_YOUR TASK_
Images don't belong in the copy. Output the rest of the data exactly.

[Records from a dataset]
'''

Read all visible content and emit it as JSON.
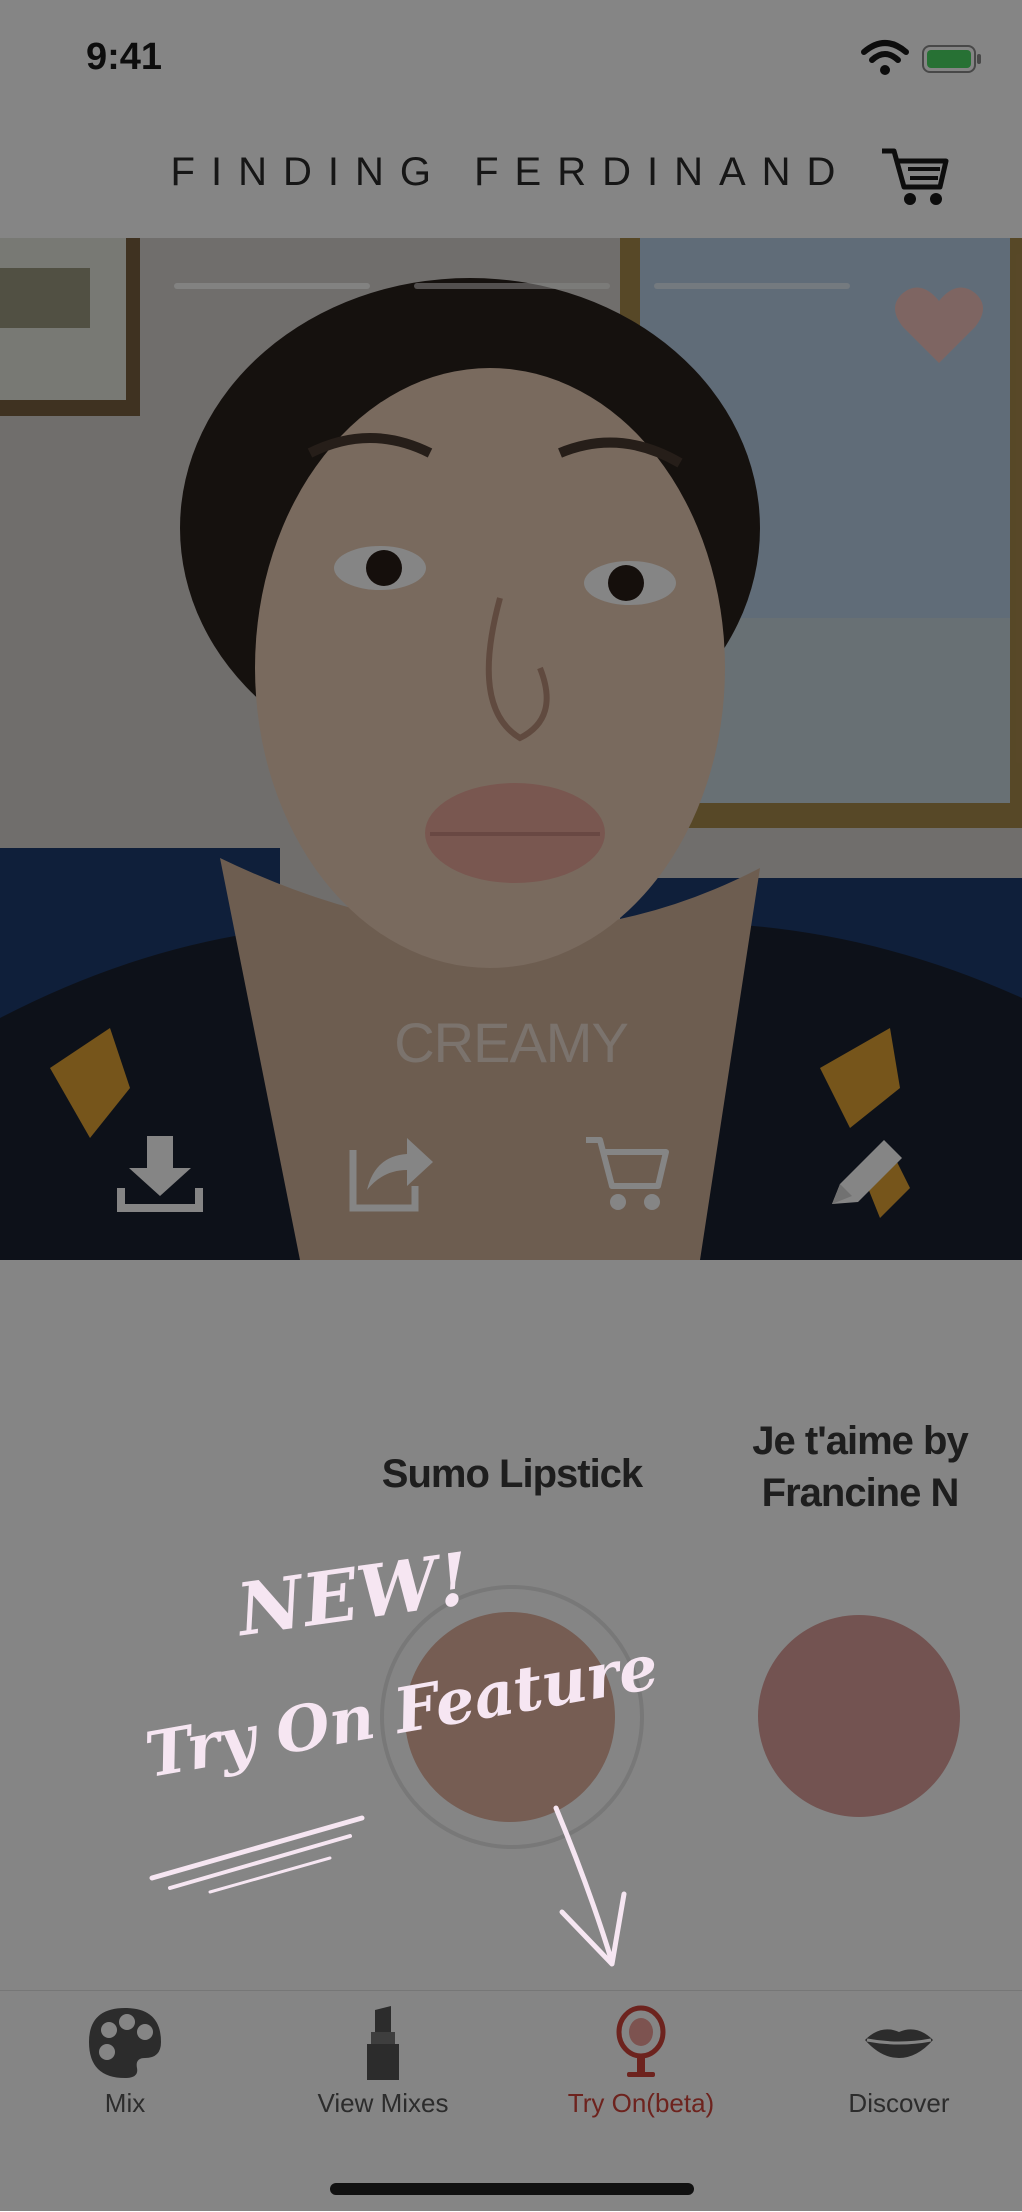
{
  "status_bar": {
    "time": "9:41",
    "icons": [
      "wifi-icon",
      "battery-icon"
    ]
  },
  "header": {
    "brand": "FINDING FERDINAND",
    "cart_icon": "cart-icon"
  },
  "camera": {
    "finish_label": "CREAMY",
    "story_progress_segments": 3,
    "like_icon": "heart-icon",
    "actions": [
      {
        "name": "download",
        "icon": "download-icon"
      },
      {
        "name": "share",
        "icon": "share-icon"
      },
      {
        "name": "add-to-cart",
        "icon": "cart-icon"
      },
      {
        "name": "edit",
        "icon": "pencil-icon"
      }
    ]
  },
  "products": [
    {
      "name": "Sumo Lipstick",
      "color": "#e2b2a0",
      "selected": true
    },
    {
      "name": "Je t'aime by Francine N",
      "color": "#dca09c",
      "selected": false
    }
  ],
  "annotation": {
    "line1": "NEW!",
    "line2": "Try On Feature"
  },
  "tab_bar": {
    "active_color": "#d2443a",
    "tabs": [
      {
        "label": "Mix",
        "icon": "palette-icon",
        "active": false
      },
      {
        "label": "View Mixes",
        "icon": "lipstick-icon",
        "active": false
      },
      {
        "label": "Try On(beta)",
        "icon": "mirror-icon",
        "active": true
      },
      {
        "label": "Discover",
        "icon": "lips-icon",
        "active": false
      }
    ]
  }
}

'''

_RESPONSE TO THE EXERCISE_
Read all visible content and emit it as JSON.
{
  "status_bar": {
    "time": "9:41",
    "icons": [
      "wifi-icon",
      "battery-icon"
    ]
  },
  "header": {
    "brand": "FINDING FERDINAND",
    "cart_icon": "cart-icon"
  },
  "camera": {
    "finish_label": "CREAMY",
    "story_progress_segments": 3,
    "like_icon": "heart-icon",
    "actions": [
      {
        "name": "download",
        "icon": "download-icon"
      },
      {
        "name": "share",
        "icon": "share-icon"
      },
      {
        "name": "add-to-cart",
        "icon": "cart-icon"
      },
      {
        "name": "edit",
        "icon": "pencil-icon"
      }
    ]
  },
  "products": [
    {
      "name": "Sumo Lipstick",
      "color": "#e2b2a0",
      "selected": true
    },
    {
      "name": "Je t'aime by Francine N",
      "color": "#dca09c",
      "selected": false
    }
  ],
  "annotation": {
    "line1": "NEW!",
    "line2": "Try On Feature"
  },
  "tab_bar": {
    "active_color": "#d2443a",
    "tabs": [
      {
        "label": "Mix",
        "icon": "palette-icon",
        "active": false
      },
      {
        "label": "View Mixes",
        "icon": "lipstick-icon",
        "active": false
      },
      {
        "label": "Try On(beta)",
        "icon": "mirror-icon",
        "active": true
      },
      {
        "label": "Discover",
        "icon": "lips-icon",
        "active": false
      }
    ]
  }
}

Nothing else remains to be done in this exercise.